This last week, I've been in Toronto for professional development with my coworkers. It was a good time. One of the seminars we attended, however, turned out to be a lot more relevant than I'd thought it would be. It was a seminar on creative thinking offered by the Fred Pryor Institute and taught by a woman named Glynis Devine, who was an awesome instructor. She taught us different ways of looking at a problem and finding a solution.

One of the techniques she taught us was to take a problem you're stuck on a solution for, like say a stalled plot line, and write down whatever you do know about it. The information you have, that is. Then write down what resolution you want. You do this right before your nightly ablutions, and then you go to bed. You literally sleep on it.

I forgot to do this the first night, but I did try it on the second. I know how I need the book to end, after all. I just hadn't figured out how to get there. That's normal for how I write. I know the beginning, I know the end, and I sort of discover the middle when I write.

At any rate, my phone died during the night, and I found out I'd slept in when my boss knocked on my hotel room door. This was our checkout day, so I had to frantically run around packing and trying to wake up and didn't think at all about my little experiment. Not until I was sitting in the car on the way back, reading a book on my kindle, and bemoaning the lack of coffee.

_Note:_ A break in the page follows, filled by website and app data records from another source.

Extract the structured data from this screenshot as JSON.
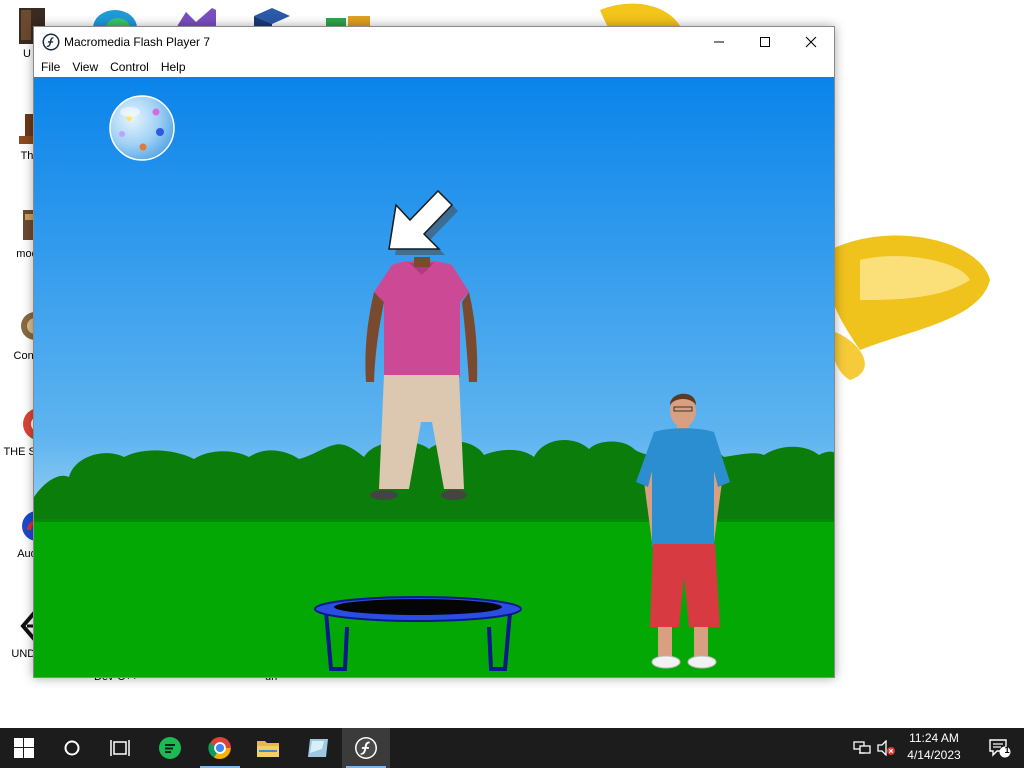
{
  "window": {
    "title": "Macromedia Flash Player 7",
    "menu": [
      "File",
      "View",
      "Control",
      "Help"
    ]
  },
  "desktop": {
    "icon_labels": [
      "U",
      "Th",
      "mod",
      "Contr",
      "THE SPV",
      "Aud",
      "UNDE",
      "Dev-C++",
      "un"
    ]
  },
  "taskbar": {
    "time": "11:24 AM",
    "date": "4/14/2023",
    "notification_count": "1"
  },
  "colors": {
    "sky_top": "#0a84ea",
    "sky_bottom": "#b3dcf5",
    "bush": "#0a7d0a",
    "grass": "#04a804",
    "trampoline": "#0a1a8c"
  }
}
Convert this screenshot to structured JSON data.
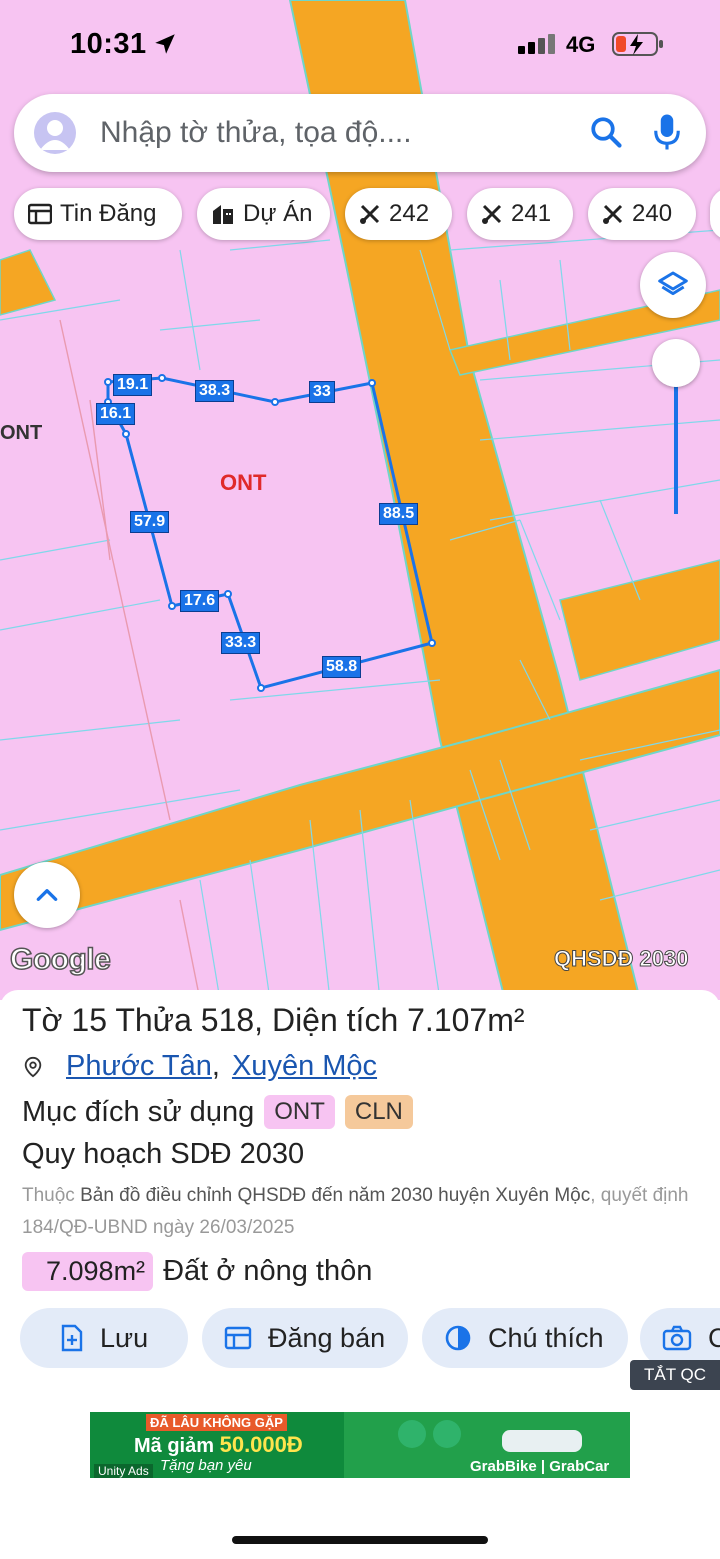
{
  "status_bar": {
    "time": "10:31",
    "network": "4G"
  },
  "search": {
    "placeholder": "Nhập tờ thửa, tọa độ...."
  },
  "chips": [
    {
      "label": "Tin Đăng",
      "icon": "newspaper-icon"
    },
    {
      "label": "Dự Án",
      "icon": "building-icon"
    },
    {
      "label": "242",
      "icon": "tools-icon"
    },
    {
      "label": "241",
      "icon": "tools-icon"
    },
    {
      "label": "240",
      "icon": "tools-icon"
    }
  ],
  "map": {
    "zone_label": "ONT",
    "zone_label_left": "ONT",
    "edge_lengths": [
      "19.1",
      "38.3",
      "33",
      "16.1",
      "57.9",
      "88.5",
      "17.6",
      "33.3",
      "58.8"
    ],
    "google_logo": "Google",
    "layer_name": "QHSDĐ 2030",
    "colors": {
      "residential": "#f7c4f2",
      "road": "#f5a623",
      "parcel_outline": "#1a73e8"
    }
  },
  "info": {
    "title_prefix": "Tờ",
    "sheet_no": "15",
    "parcel_word": "Thửa",
    "parcel_no": "518",
    "area_label": ", Diện tích",
    "area_value": "7.107m²",
    "commune": "Phước Tân",
    "district": "Xuyên Mộc",
    "purpose_label": "Mục đích sử dụng",
    "purpose_tags": [
      "ONT",
      "CLN"
    ],
    "plan_label": "Quy hoạch SDĐ 2030",
    "desc_prefix": "Thuộc",
    "desc_map": "Bản đồ điều chỉnh QHSDĐ đến năm 2030 huyện Xuyên Mộc",
    "desc_decision": ", quyết định 184/QĐ-UBND ngày 26/03/2025",
    "sub_area": "7.098m²",
    "sub_area_type": "Đất ở nông thôn"
  },
  "actions": [
    {
      "label": "Lưu",
      "icon": "add-file-icon"
    },
    {
      "label": "Đăng bán",
      "icon": "listing-icon"
    },
    {
      "label": "Chú thích",
      "icon": "contrast-icon"
    },
    {
      "label": "C",
      "icon": "camera-icon"
    }
  ],
  "ad": {
    "close_label": "TẮT QC",
    "line1": "ĐÃ LÂU KHÔNG GẶP",
    "line2_prefix": "Mã giảm",
    "line2_amount": "50.000Đ",
    "line3": "Tặng bạn yêu",
    "brand": "GrabBike | GrabCar",
    "network": "Unity Ads"
  }
}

The plot for the book just dropped into my lap. Suddenly, I thought of something I hadn't considered before and the entire remainder of the book just came together. It was fantastic. I hauled out my Mac Air and typed on it until the battery died (forgot to charge it the night before too) and then I wrote in a notebook. Since I've been home, I've written 4000 words and it's flowing out of me as easily as anything else I've ever written, and it feels good.

My long, rambling point is, I highly recommend this as a technique to clear out a mental log jam. I know I'm certainly going to use it in future.  Thank you, Glynis.

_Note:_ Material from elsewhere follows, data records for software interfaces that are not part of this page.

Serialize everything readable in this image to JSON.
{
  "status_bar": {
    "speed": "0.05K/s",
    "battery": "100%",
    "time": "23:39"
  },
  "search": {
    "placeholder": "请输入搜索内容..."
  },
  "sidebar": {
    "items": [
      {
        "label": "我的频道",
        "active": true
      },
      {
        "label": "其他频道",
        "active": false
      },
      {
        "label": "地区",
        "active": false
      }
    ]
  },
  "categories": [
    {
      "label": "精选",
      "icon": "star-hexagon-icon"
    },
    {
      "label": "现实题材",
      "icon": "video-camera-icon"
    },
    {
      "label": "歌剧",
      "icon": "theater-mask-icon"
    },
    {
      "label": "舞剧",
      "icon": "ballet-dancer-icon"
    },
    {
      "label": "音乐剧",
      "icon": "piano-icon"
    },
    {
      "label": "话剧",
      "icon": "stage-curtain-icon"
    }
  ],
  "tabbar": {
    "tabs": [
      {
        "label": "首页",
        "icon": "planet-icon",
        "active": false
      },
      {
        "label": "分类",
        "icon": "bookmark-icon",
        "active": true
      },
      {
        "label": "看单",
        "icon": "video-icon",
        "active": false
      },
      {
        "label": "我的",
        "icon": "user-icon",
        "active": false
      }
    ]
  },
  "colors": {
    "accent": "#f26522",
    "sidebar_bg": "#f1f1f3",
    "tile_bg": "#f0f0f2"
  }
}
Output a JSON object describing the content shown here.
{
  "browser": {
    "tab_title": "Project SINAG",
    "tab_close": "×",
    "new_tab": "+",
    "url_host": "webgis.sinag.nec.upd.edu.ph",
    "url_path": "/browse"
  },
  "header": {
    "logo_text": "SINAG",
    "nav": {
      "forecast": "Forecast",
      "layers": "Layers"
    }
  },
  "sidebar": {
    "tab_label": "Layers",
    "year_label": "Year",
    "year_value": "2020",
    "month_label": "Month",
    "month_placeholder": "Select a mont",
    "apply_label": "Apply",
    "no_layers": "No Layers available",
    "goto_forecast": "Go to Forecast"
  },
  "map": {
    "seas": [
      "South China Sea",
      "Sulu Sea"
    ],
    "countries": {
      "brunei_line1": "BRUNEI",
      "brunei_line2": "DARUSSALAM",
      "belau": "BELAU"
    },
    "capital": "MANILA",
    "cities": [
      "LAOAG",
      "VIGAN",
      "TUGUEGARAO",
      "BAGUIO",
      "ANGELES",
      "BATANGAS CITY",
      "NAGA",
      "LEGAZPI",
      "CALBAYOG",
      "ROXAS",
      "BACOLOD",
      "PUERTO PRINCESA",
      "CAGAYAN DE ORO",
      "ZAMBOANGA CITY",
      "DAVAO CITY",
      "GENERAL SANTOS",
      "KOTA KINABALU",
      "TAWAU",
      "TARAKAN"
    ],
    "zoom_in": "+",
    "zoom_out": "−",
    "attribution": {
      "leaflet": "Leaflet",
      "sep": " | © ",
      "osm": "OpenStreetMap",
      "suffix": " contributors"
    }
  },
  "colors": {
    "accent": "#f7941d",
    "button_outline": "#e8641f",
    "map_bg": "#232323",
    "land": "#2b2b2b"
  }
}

Saturday, December 3, 2011

Ongoing as ever

I've been working on typing in the red pen edit changes on one of my novels. This unfortunately gives me an absolute splitting headache, so the process takes forever. I have over 150 pages to go and my brain hurts.

So, I've been doing other writing and art. I've written several short stories in the last week or so (writing with a fountain pen on moleskine paper is to die for) and created some digital paintings. I'm using CS5 for it and I think I've found my painting medium.

I've tossed some of my pieces up onto My Art page, but here's my latest. I quite like it.